WORK TO COMPLETE: The records below are to be written out exactly, with every picture omitted.

DATA:
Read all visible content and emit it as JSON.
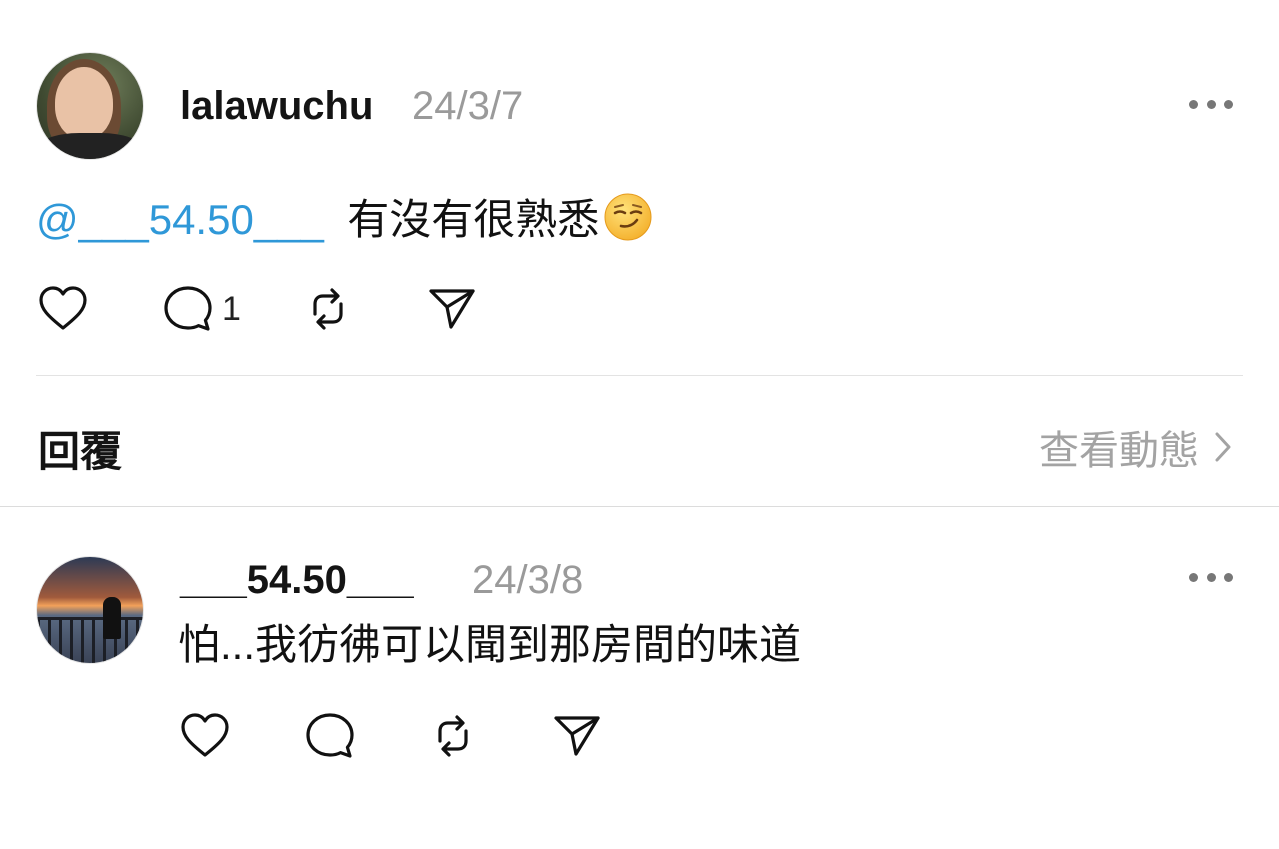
{
  "post": {
    "username": "lalawuchu",
    "date": "24/3/7",
    "mention": "@___54.50___",
    "text": "有沒有很熟悉",
    "emoji": "smirking-face-emoji",
    "comment_count": "1"
  },
  "replies_section": {
    "title": "回覆",
    "view_activity": "查看動態"
  },
  "reply": {
    "username": "___54.50___",
    "date": "24/3/8",
    "text": "怕...我彷彿可以聞到那房間的味道"
  },
  "icons": [
    "heart-icon",
    "comment-icon",
    "repost-icon",
    "share-icon",
    "more-icon",
    "chevron-right-icon"
  ],
  "colors": {
    "mention": "#2f98d8",
    "secondary_text": "#9a9a9a",
    "primary_text": "#141414"
  }
}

TASK OUTPUT:
Read all visible content and emit it as JSON.
{
  "post": {
    "username": "lalawuchu",
    "date": "24/3/7",
    "mention": "@___54.50___",
    "text": "有沒有很熟悉",
    "emoji": "smirking-face-emoji",
    "comment_count": "1"
  },
  "replies_section": {
    "title": "回覆",
    "view_activity": "查看動態"
  },
  "reply": {
    "username": "___54.50___",
    "date": "24/3/8",
    "text": "怕...我彷彿可以聞到那房間的味道"
  },
  "icons": [
    "heart-icon",
    "comment-icon",
    "repost-icon",
    "share-icon",
    "more-icon",
    "chevron-right-icon"
  ],
  "colors": {
    "mention": "#2f98d8",
    "secondary_text": "#9a9a9a",
    "primary_text": "#141414"
  }
}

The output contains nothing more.